- The end of one USB extension piece in the Myth box
- One of the connections between extension cables
- The other end of the über-USB cable in the printer
How nerdy are we?
So at the Engineering Bash I tried to turn on the fountain. It flooded in about 60 seconds. I jumped to a hasty conclusion that the summer maintenance folks had failed to clean the filters properly, and accused them of such, publicly. Only to have one of those said summer maintenance folks inform me, in person, that he was in fact on cleaning duty this summer and can vouch for it having been done. I was left looking like a jerk, grasping at straws for other explanations, and having to walk away embarrassed.
Today, Tim and I took a look “under the hood” of the fountain to see if we could figure out what, after the assurance of clean filters, could possibly be causing the flooding problem. Here is what we found:
Oh wait: That looks an awful lot like completely clogged filters, leading directly to the flooding we experienced.
15 minutes with a shop vac later, the problem was resolved and the fountain runs fine. So I looked like a jerk for naught, and apparently the maintenance guy and myself have a different perspective on the precise definition of “frequently cleaned.”
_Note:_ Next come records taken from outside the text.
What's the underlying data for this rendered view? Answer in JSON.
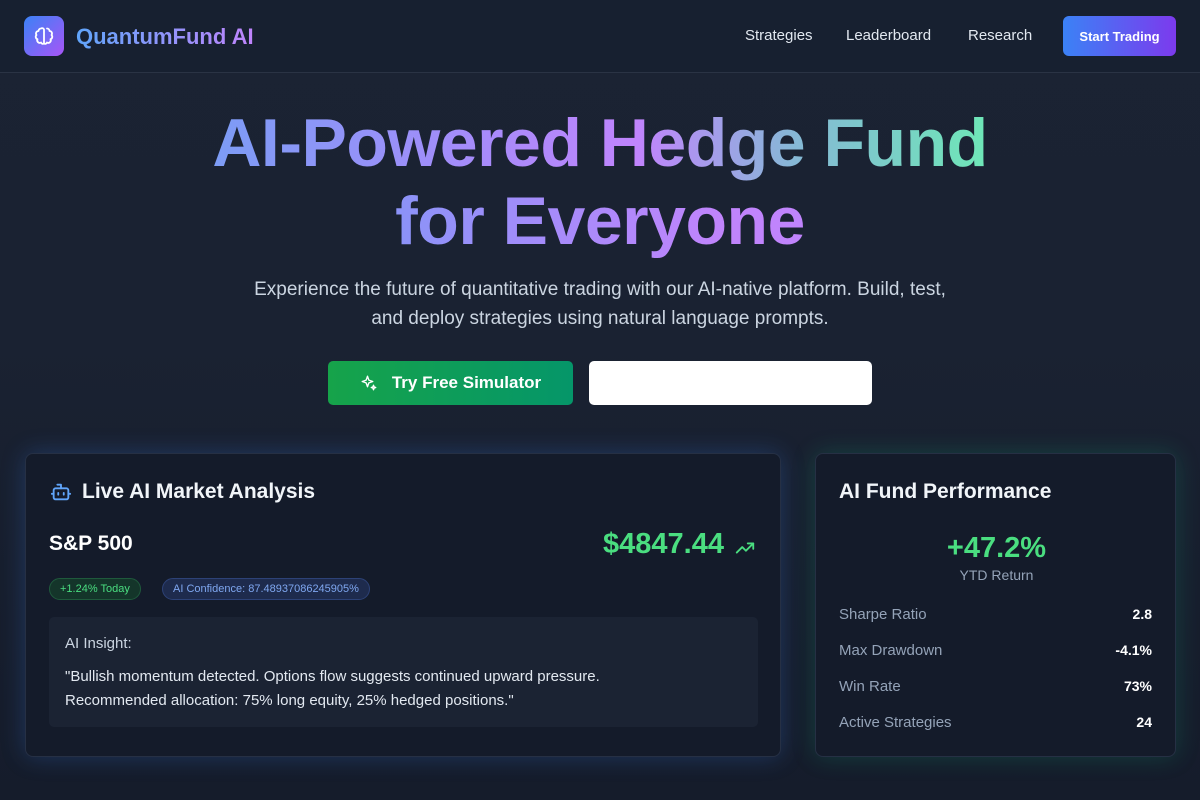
{
  "header": {
    "brand": "QuantumFund AI",
    "nav": [
      "Strategies",
      "Leaderboard",
      "Research"
    ],
    "cta": "Start Trading"
  },
  "hero": {
    "title_line1_part1": "AI-Powered Hedge Fund",
    "title_line2": "for Everyone",
    "subtitle_line1": "Experience the future of quantitative trading with our AI-native platform. Build, test,",
    "subtitle_line2": "and deploy strategies using natural language prompts.",
    "primary_button": "Try Free Simulator",
    "secondary_button": ""
  },
  "analysis": {
    "title": "Live AI Market Analysis",
    "ticker": "S&P 500",
    "price": "$4847.44",
    "change_badge": "+1.24% Today",
    "confidence_badge": "AI Confidence: 87.48937086245905%",
    "insight_label": "AI Insight:",
    "insight_line1": "\"Bullish momentum detected. Options flow suggests continued upward pressure.",
    "insight_line2": "Recommended allocation: 75% long equity, 25% hedged positions.\""
  },
  "performance": {
    "title": "AI Fund Performance",
    "ytd_value": "+47.2%",
    "ytd_label": "YTD Return",
    "stats": [
      {
        "name": "Sharpe Ratio",
        "value": "2.8"
      },
      {
        "name": "Max Drawdown",
        "value": "-4.1%"
      },
      {
        "name": "Win Rate",
        "value": "73%"
      },
      {
        "name": "Active Strategies",
        "value": "24"
      }
    ]
  },
  "colors": {
    "accent_green": "#4ade80",
    "accent_blue": "#3b82f6",
    "accent_purple": "#a855f7"
  },
  "icons": [
    "brain-icon",
    "sparkles-icon",
    "robot-icon",
    "trending-up-icon"
  ]
}
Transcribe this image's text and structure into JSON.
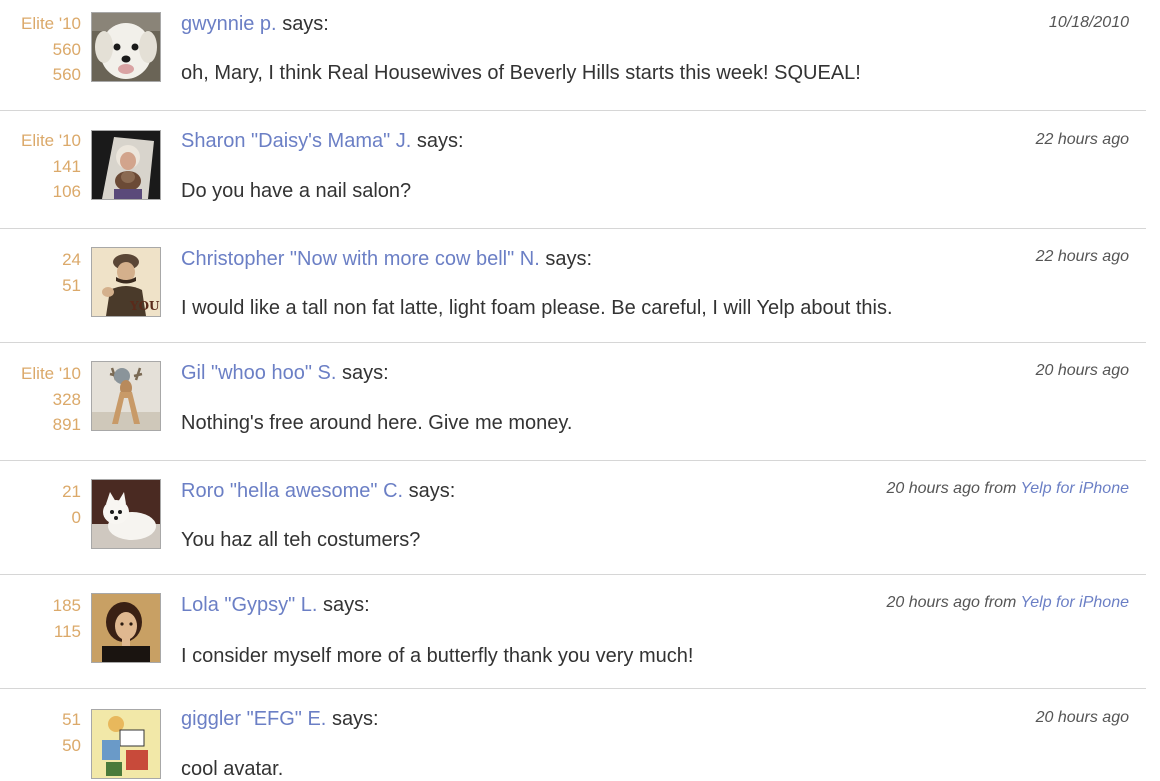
{
  "comments": [
    {
      "stats": [
        "Elite '10",
        "560",
        "560"
      ],
      "author": "gwynnie p.",
      "says": "says:",
      "time": "10/18/2010",
      "source_prefix": "",
      "source": "",
      "message": "oh, Mary, I think Real Housewives of Beverly Hills starts this week! SQUEAL!",
      "avatar": "white-dog-avatar"
    },
    {
      "stats": [
        "Elite '10",
        "141",
        "106"
      ],
      "author": "Sharon \"Daisy's Mama\" J.",
      "says": "says:",
      "time": "22 hours ago",
      "source_prefix": "",
      "source": "",
      "message": "Do you have a nail salon?",
      "avatar": "woman-with-dog-avatar"
    },
    {
      "stats": [
        "24",
        "51"
      ],
      "author": "Christopher \"Now with more cow bell\" N.",
      "says": "says:",
      "time": "22 hours ago",
      "source_prefix": "",
      "source": "",
      "message": "I would like a tall non fat latte, light foam please. Be careful, I will Yelp about this.",
      "avatar": "you-poster-avatar",
      "avatar_text": "YOU"
    },
    {
      "stats": [
        "Elite '10",
        "328",
        "891"
      ],
      "author": "Gil \"whoo hoo\" S.",
      "says": "says:",
      "time": "20 hours ago",
      "source_prefix": "",
      "source": "",
      "message": "Nothing's free around here.  Give me money.",
      "avatar": "deer-statue-avatar"
    },
    {
      "stats": [
        "21",
        "0"
      ],
      "author": "Roro \"hella awesome\" C.",
      "says": "says:",
      "time": "20 hours ago",
      "source_prefix": " from ",
      "source": "Yelp for iPhone",
      "message": "You haz all teh costumers?",
      "avatar": "white-dog-lying-avatar"
    },
    {
      "stats": [
        "185",
        "115"
      ],
      "author": "Lola \"Gypsy\" L.",
      "says": "says:",
      "time": "20 hours ago",
      "source_prefix": " from ",
      "source": "Yelp for iPhone",
      "message": "I consider myself more of a butterfly thank you very much!",
      "avatar": "woman-portrait-avatar"
    },
    {
      "stats": [
        "51",
        "50"
      ],
      "author": "giggler \"EFG\" E.",
      "says": "says:",
      "time": "20 hours ago",
      "source_prefix": "",
      "source": "",
      "message": "cool avatar.",
      "avatar": "cartoon-avatar"
    }
  ]
}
I was trying to clean my laptop screen today with my “Klear Screen” cleaning solution (bought two years ago from Scott’s recommendation, works awesome. www.klearscreen.com), and I could not seem to polish off this one particular smudge.
Let me back up. The cleaning process is:
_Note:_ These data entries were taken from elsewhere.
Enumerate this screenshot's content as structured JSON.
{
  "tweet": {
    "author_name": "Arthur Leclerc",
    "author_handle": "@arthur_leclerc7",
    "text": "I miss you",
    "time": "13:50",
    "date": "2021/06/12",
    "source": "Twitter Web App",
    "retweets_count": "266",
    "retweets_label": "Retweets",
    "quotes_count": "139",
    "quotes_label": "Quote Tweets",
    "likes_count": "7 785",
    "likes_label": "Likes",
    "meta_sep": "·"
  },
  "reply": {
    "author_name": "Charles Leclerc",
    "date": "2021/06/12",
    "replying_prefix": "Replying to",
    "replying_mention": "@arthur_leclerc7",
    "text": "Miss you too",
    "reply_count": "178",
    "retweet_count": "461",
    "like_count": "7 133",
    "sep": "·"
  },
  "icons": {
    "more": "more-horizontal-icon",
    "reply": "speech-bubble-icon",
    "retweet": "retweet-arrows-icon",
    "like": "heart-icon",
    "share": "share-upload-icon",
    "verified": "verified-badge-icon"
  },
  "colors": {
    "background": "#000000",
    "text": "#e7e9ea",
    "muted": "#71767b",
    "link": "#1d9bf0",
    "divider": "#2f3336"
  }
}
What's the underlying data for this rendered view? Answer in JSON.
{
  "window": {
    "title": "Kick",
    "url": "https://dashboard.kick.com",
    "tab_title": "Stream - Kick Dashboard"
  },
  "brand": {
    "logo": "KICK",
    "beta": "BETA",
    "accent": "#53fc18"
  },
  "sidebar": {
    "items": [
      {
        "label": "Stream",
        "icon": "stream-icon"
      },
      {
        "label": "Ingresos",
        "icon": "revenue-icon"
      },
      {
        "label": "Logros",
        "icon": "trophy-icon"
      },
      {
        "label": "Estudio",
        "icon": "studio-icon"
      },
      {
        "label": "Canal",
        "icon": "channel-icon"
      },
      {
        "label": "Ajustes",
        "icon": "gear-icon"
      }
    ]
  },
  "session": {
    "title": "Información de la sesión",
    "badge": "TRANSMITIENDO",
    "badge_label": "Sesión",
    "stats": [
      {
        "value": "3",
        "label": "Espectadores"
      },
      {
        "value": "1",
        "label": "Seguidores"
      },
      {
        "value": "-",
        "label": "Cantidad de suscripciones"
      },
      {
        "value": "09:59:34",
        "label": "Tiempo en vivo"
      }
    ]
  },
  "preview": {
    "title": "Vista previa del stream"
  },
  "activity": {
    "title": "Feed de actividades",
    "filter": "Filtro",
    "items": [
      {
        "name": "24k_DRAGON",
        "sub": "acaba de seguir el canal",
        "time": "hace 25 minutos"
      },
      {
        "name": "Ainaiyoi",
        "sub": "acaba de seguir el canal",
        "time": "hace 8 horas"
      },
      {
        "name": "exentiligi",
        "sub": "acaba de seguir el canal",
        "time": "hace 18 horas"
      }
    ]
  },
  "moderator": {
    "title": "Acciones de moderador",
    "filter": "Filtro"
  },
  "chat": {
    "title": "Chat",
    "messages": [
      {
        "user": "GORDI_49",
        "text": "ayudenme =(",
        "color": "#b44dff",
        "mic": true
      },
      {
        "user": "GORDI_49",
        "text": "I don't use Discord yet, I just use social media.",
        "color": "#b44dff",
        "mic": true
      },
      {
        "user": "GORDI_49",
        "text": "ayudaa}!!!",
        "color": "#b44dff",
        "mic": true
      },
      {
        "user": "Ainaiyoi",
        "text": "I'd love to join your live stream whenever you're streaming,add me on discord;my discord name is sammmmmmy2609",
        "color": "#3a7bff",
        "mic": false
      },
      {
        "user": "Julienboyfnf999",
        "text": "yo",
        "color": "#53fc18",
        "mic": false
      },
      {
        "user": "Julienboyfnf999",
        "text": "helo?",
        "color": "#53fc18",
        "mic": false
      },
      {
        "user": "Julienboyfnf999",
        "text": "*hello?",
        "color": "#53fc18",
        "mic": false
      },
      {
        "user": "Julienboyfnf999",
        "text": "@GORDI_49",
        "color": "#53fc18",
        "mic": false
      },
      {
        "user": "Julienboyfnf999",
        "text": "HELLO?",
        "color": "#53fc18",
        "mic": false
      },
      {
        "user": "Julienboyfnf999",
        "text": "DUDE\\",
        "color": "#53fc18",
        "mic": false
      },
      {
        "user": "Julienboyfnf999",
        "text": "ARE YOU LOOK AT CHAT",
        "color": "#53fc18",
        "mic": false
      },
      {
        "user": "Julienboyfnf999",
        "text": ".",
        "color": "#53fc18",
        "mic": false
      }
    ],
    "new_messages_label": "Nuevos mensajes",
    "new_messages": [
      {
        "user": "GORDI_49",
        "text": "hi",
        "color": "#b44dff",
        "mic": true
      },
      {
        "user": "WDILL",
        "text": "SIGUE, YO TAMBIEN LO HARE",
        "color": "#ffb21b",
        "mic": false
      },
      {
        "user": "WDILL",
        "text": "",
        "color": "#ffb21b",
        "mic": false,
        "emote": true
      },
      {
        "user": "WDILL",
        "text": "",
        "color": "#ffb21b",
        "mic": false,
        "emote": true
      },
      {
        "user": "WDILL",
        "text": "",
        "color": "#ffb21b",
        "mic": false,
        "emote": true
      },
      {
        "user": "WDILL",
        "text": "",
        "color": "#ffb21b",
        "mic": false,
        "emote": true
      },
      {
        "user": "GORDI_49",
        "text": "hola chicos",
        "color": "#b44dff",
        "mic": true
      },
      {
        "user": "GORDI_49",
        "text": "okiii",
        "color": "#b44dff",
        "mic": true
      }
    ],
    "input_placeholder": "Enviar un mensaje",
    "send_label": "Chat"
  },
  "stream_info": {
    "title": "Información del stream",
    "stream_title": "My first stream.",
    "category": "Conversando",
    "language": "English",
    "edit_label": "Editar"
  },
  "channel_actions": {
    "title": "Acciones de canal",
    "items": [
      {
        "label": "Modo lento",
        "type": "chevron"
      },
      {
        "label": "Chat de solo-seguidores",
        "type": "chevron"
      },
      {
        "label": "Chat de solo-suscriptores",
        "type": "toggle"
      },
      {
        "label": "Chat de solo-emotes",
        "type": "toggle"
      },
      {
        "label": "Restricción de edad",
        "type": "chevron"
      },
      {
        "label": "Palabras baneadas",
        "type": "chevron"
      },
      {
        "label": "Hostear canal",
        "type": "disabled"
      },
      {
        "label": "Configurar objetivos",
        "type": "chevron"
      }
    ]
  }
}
- Turn off monitor. Well, I didn’t want to shut my laptop down, so I settled for turning off the backlight, leaving the contents of the screen just barely visible.
- Spray once for 14″ or less, or twice for above.
- Spread solution to corners of monitor with corner of micro-chamois.
- Immediately begin polishing off the solution with remaining surface area of micro-chamois.
- Once no solution is visible, the monitor is clean.
Use once a week for best results (Hm, I’ve used it about half a dozen times in 2 years…)
So I was stuck in step 4, because I couldn’t seem to polish off this one spot. Upon closer inspection, that spot was my mouse cursor. Oops.